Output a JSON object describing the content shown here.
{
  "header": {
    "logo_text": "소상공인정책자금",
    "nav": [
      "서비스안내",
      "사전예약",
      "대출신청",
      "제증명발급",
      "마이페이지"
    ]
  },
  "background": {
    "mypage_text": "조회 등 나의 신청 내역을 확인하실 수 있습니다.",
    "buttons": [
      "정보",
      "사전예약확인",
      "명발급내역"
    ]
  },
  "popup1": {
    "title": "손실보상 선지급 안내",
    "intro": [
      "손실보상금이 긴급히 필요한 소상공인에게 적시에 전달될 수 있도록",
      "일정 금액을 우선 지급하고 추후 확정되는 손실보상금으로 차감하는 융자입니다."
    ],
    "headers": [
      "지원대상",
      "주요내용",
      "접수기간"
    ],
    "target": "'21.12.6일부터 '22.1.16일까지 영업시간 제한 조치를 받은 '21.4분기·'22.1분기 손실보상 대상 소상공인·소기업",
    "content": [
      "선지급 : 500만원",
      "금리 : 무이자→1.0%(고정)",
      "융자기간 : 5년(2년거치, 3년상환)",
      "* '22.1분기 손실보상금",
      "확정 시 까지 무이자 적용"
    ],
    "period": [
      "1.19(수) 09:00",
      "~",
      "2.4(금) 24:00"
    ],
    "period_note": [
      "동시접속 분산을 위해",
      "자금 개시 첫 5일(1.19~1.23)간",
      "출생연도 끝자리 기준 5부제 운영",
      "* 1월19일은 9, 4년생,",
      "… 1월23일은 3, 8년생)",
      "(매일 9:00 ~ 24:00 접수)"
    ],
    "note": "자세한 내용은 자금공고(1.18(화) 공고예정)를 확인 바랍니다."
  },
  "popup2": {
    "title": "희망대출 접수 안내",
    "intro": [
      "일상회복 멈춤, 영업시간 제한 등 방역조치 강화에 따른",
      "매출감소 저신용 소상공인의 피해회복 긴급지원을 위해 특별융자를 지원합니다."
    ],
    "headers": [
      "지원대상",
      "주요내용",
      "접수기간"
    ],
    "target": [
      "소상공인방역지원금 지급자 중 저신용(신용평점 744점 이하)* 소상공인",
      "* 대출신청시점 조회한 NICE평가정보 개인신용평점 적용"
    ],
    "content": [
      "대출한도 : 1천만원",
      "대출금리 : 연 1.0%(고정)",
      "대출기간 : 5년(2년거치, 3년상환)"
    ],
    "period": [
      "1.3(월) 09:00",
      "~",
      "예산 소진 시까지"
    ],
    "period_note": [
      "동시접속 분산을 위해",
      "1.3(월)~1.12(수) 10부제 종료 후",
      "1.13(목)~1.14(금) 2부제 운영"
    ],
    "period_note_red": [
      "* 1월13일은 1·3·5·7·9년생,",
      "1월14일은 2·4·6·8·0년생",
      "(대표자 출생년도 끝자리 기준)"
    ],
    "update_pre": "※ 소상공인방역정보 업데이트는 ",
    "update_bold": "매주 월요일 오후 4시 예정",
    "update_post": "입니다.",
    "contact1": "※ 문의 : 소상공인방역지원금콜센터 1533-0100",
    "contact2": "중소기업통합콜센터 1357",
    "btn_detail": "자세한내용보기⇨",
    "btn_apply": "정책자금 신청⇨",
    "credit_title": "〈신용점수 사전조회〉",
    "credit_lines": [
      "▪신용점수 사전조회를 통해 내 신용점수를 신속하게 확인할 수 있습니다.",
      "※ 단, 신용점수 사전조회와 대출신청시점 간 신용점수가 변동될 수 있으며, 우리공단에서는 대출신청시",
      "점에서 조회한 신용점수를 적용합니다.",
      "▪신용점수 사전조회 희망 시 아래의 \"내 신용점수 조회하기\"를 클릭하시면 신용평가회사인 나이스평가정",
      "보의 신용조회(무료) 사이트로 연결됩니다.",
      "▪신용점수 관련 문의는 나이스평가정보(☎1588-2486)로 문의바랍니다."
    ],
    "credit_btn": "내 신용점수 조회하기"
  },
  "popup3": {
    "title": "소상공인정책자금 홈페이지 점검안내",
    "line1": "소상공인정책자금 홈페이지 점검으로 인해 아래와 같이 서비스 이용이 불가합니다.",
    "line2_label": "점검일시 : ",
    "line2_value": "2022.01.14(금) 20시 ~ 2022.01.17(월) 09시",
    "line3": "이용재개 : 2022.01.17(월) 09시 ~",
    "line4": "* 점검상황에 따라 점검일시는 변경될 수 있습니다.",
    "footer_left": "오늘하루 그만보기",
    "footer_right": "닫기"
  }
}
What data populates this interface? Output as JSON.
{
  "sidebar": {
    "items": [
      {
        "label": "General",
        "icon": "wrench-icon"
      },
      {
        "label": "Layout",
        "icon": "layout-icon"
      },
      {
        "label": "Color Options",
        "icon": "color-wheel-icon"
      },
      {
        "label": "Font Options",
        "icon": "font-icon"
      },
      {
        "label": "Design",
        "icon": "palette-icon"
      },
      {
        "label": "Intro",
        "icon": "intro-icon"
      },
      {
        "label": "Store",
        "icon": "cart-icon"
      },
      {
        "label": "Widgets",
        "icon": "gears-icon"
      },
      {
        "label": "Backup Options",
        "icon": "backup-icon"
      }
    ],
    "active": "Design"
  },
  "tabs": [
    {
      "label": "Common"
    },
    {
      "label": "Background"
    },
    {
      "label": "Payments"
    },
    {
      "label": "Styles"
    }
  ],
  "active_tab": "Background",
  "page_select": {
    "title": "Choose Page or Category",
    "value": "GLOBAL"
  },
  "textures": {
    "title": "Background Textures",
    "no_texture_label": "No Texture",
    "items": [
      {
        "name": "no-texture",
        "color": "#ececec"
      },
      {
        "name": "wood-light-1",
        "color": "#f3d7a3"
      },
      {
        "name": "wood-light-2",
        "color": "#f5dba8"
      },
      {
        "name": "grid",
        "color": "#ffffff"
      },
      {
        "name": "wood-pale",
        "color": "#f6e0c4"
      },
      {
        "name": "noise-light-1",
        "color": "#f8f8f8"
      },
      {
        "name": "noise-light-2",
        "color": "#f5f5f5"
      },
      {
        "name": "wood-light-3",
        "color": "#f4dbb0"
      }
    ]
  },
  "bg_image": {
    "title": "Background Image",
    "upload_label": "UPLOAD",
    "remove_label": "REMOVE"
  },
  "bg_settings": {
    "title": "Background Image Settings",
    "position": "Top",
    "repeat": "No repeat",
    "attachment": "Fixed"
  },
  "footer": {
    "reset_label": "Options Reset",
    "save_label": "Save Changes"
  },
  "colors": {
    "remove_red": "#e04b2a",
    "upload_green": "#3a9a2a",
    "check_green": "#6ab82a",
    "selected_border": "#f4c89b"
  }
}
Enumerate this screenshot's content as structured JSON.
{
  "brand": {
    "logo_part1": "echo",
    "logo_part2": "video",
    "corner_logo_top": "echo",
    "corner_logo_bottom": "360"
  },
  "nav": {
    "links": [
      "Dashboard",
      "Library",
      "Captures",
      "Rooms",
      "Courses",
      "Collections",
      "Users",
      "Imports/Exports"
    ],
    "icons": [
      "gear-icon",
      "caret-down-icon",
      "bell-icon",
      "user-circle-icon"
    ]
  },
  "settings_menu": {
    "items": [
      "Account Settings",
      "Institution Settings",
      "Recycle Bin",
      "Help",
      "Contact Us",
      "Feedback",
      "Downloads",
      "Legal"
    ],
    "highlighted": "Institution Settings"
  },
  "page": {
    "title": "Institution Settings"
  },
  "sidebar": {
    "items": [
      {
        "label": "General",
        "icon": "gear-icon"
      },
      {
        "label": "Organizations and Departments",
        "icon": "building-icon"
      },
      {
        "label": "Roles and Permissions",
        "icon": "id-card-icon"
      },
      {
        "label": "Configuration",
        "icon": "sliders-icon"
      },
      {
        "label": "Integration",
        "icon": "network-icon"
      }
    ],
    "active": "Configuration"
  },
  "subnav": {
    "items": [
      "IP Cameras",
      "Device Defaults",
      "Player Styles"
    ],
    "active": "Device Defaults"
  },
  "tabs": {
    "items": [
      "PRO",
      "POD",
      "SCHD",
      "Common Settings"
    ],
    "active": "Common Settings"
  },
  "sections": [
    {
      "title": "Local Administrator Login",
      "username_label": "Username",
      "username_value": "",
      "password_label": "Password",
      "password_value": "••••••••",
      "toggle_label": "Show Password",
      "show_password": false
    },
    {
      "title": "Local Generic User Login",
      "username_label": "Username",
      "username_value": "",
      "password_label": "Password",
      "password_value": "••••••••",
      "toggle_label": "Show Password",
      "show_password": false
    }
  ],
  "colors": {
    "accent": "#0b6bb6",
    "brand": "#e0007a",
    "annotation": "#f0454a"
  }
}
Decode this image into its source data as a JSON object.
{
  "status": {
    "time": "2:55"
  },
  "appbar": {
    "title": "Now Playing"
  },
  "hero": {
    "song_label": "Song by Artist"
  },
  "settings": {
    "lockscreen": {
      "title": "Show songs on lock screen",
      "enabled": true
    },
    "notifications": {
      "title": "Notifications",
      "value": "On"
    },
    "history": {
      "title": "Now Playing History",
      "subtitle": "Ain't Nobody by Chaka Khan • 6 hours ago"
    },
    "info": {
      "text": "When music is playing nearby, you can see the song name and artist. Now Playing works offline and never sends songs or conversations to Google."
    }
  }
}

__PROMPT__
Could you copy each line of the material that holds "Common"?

__ANSWER BOX__
      "label": "Common"
      "Common Settings"
    "active": "Common Settings"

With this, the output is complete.